Watch the video for a quick tutorial demonstration.
This article and video was made to save new and even experienced duck callers some trial and error when buying the “right” duck call.
Try Every Call
First thing I can tell you is to TRY OUT EVERY CALL POSSIBLE. Go to your local outdoors store, have them open the case and try every call possible.
Check the Bore
Then when you have found a couple calls that sound great with the way you call, look at the bottom of the insert. You will find that the quieter the call, the smaller the bore is, and that the louder the call, the larger the bore is.
Small vs. Large
If you’re looking for a timber call, you’ll most likely want a smaller bore. If you’re looking for a louder, trafficking call or open water call, you’ll want a larger bore.
These different calls both have their day in the field. In my opinion, when you’ve mastered your air presentation, you can make a louder call sound quiet. So, I’ve always had louder calls on my lanyard. It’s a complete bummer when you’re using a quiet call on a windy day and the birds can’t even hear you.
Double or Single Reed
I’ve also found that double reed duck calls are naturally more quiet and take less air to break over the reeds, whereas single reeds take more air and are much louder.
Acryllic vs. Polycarbonate or Wood
The calls that are shown in the video are acrylic duck calls. In my opinion, acrylic, makes a cleaner sound than polycarbonate or wood. I’ve found that over time, my wood calls tend to change their tone during 5-10 years of use. Much of this is because they expand and contract faster when wet and in changing temperatures.

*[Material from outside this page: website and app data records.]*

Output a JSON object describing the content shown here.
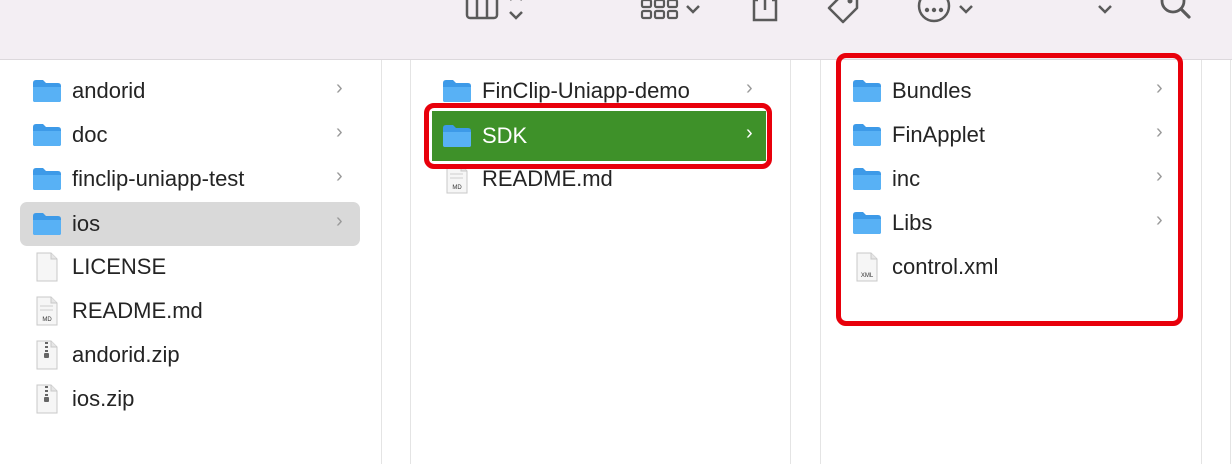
{
  "toolbar": {
    "icons": [
      "column-view-icon",
      "chevron-updown-icon",
      "grid-view-icon",
      "chevron-down-icon",
      "share-icon",
      "tag-icon",
      "more-icon",
      "chevron-down-icon",
      "chevron-down-icon",
      "search-icon"
    ]
  },
  "column1": {
    "items": [
      {
        "label": "andorid",
        "type": "folder"
      },
      {
        "label": "doc",
        "type": "folder"
      },
      {
        "label": "finclip-uniapp-test",
        "type": "folder"
      },
      {
        "label": "ios",
        "type": "folder",
        "selected": true
      },
      {
        "label": "LICENSE",
        "type": "file"
      },
      {
        "label": "README.md",
        "type": "md-file",
        "badge": "MD"
      },
      {
        "label": "andorid.zip",
        "type": "zip-file"
      },
      {
        "label": "ios.zip",
        "type": "zip-file"
      }
    ]
  },
  "column2": {
    "items": [
      {
        "label": "FinClip-Uniapp-demo",
        "type": "folder"
      },
      {
        "label": "SDK",
        "type": "folder",
        "selected": true
      },
      {
        "label": "README.md",
        "type": "md-file",
        "badge": "MD"
      }
    ]
  },
  "column3": {
    "items": [
      {
        "label": "Bundles",
        "type": "folder"
      },
      {
        "label": "FinApplet",
        "type": "folder"
      },
      {
        "label": "inc",
        "type": "folder"
      },
      {
        "label": "Libs",
        "type": "folder"
      },
      {
        "label": "control.xml",
        "type": "xml-file",
        "badge": "XML"
      }
    ]
  },
  "colors": {
    "toolbar_bg": "#f3eef3",
    "selection_green": "#3e9129",
    "selection_gray": "#d9d9d9",
    "highlight_red": "#e8000b",
    "folder_blue": "#3d9ae8"
  }
}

Acrylic, wood, and polycarbonate calls all have their uses. Acrylic being the loudest and sharpest (clean). Wood ranges from loud to quiet based on what company made the call, what wood was used, and how they designed the call as a whole. Polycarbonate, from what I’ve used, is an in-between call, and typically will be easier on your wallet.